Finally, a 2012 study of female nurses aged 37-57 with no preexisting conditions showed that those who routinely slept less than five hours per night had a 70% higher risk of getting pneumonia over a four-year period than those who routinely slept eight hours per night.
What if you have trouble sleeping?
Many people I work with struggle with sleep (long before the coronavirus came along!). For them, the threat of Covid-19 should be a great incentive to work on improving their sleep.
There are many ways to do this and they vary from one person to another. However, most people notice that their sleep duration and quality improves when they practice some or all of the following: —
- Design a sleep schedule that allows eight to nine hours in bed (not all of which will be spent sleeping; it can take 1/2 hour so longer to fall asleep)
- Avoid caffeine after noon; if this doesn’t help, omit it entirely
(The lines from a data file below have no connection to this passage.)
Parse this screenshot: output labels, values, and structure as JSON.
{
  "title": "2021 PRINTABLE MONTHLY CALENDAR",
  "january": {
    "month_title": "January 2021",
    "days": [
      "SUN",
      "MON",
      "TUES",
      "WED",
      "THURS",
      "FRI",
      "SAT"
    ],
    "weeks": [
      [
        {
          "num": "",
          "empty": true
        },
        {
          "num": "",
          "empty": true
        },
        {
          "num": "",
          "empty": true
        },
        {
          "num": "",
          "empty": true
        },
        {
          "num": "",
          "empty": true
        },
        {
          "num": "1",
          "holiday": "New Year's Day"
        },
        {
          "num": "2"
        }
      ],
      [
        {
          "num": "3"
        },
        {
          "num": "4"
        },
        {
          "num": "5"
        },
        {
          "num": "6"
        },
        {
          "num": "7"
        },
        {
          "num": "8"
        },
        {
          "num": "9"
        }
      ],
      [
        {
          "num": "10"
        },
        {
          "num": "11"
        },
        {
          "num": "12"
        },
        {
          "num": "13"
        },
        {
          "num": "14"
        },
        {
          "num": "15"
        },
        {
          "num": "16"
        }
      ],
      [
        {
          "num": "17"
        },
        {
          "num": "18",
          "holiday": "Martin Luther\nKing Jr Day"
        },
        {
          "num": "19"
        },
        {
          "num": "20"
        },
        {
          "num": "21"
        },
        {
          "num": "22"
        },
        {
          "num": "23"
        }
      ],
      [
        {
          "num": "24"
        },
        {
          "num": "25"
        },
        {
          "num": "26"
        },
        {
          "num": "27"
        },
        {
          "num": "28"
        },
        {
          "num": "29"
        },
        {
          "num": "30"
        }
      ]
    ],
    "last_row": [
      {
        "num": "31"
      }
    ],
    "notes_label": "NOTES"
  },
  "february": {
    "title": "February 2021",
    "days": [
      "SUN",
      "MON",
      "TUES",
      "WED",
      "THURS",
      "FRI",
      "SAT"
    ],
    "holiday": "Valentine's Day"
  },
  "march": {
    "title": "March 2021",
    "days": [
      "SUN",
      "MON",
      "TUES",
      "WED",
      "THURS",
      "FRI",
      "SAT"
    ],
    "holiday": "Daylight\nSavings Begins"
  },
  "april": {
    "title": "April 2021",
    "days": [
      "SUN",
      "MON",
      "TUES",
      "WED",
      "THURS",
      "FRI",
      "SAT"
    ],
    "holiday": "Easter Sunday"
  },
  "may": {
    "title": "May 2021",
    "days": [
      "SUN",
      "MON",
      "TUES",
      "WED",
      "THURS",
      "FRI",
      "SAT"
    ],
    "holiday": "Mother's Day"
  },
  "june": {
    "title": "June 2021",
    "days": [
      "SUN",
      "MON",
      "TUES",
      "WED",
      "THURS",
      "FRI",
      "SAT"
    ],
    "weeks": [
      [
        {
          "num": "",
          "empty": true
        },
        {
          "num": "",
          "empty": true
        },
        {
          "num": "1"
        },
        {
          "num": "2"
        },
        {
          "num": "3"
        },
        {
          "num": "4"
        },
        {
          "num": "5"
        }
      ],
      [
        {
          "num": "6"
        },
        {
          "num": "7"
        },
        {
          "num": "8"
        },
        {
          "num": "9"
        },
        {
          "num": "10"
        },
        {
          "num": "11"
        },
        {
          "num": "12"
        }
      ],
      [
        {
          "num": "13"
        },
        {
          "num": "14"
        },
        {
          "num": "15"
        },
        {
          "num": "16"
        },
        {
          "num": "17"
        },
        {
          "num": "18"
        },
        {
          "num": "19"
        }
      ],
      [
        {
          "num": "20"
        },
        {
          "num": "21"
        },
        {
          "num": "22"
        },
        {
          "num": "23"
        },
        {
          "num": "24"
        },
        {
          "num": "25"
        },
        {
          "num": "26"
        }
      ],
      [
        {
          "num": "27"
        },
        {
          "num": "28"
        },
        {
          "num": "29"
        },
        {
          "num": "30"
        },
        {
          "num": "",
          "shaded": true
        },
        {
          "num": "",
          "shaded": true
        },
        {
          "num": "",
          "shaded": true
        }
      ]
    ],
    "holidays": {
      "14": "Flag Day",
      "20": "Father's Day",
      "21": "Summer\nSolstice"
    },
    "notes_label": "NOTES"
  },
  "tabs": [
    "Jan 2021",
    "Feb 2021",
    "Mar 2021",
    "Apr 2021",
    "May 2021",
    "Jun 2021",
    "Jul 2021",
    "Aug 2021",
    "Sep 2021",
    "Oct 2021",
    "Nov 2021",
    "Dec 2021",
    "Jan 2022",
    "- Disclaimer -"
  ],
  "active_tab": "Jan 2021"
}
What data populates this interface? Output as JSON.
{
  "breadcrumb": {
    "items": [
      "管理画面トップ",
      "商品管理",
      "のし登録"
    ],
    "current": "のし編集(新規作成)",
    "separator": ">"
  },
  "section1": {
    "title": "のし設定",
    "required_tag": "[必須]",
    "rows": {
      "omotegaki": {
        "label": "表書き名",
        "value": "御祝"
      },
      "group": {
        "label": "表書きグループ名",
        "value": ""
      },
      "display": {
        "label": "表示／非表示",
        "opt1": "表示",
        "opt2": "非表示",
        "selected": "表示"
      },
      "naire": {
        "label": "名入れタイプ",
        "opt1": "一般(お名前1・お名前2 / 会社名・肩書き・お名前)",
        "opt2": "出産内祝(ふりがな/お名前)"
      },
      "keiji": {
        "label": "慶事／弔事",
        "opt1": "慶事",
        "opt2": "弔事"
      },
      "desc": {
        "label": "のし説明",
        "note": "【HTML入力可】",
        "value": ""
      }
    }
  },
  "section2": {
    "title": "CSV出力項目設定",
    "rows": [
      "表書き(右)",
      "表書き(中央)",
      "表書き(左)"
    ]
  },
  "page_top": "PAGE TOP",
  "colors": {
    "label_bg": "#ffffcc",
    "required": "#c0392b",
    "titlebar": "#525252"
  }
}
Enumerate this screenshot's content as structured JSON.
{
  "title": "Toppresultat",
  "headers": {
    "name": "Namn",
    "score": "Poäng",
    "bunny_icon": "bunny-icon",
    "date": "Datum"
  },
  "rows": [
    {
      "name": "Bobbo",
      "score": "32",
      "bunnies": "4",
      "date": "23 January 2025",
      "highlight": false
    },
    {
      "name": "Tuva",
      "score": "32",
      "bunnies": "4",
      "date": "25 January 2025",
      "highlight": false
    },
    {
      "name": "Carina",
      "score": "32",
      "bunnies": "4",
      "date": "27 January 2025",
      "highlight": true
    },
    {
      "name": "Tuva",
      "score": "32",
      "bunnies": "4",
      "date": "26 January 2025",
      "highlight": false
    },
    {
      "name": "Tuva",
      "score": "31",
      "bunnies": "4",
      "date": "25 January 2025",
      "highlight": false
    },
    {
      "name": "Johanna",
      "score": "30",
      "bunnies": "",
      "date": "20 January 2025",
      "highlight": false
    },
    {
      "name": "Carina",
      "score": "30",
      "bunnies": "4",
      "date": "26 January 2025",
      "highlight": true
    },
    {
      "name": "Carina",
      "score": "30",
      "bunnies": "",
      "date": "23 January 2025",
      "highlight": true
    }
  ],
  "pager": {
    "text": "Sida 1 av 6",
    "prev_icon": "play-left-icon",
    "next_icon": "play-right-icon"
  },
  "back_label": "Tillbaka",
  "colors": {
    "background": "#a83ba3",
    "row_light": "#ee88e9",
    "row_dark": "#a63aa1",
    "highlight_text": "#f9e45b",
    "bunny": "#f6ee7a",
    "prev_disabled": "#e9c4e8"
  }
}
- Minimize sugar and refined carbs, esp. in the afternoon and evening
- Exercise daily – ideally alternating cardio and strength exercises
- Spend time outdoors every day, ideally in the morning to reset your body clock and help it regulate your sleep-wake hormones (you could kill two birds with one stone by exercising outdoors — bingo!)
- Create a bedtime routine and a welcoming sleep space. For example –
— Use your bedroom for two activities only: Sleep and sex. No TV watching, no eating and definitely no working in bed. A little light reading for a few minutes before you switch off the light is fine as long as you filter out any blue light from lamp or device.
— Stop working 90 minutes before bedtime
— Open windows and air bedroom before retiring (cool rooms promote better sleep)
— Ensure bedding is clean & comfortable; cotton sheets & pajamas
— Banish pets from the bedroom (sorry)
— Meditate for 5-10 minutes before you go to sleep
— Keep room dark (blackout blinds; no lights/lamps/TV left running at night)
- Block out blue light from screens (blue light makes your body think it’s daytime and prevents it form making melatonin, the hormone that helps us go to sleep). To reduce blue light exposure, install a red-light filter on your electronic devices (e.g. f-lux) and use amber light-blocking glasses to read
- Ideally, banish smartphones, tablets, computers and TV from your bedroom (don’t even charge them here). Use an old-fashioned alarm clock.
By improving your sleep, you’ll not only support your immune system; science shows that you may also have fewer cravings, reduce your risk of having a car crash, feel more alert, improve your cardio-metabolic health, have brighter skin, feel happier, improve your memory, have better judgment and be less likely to die prematurely. Oh, and have better sex!
Finally, for all of those who are holed up at home without much to do in these viral times, sleep is a great way of killing time!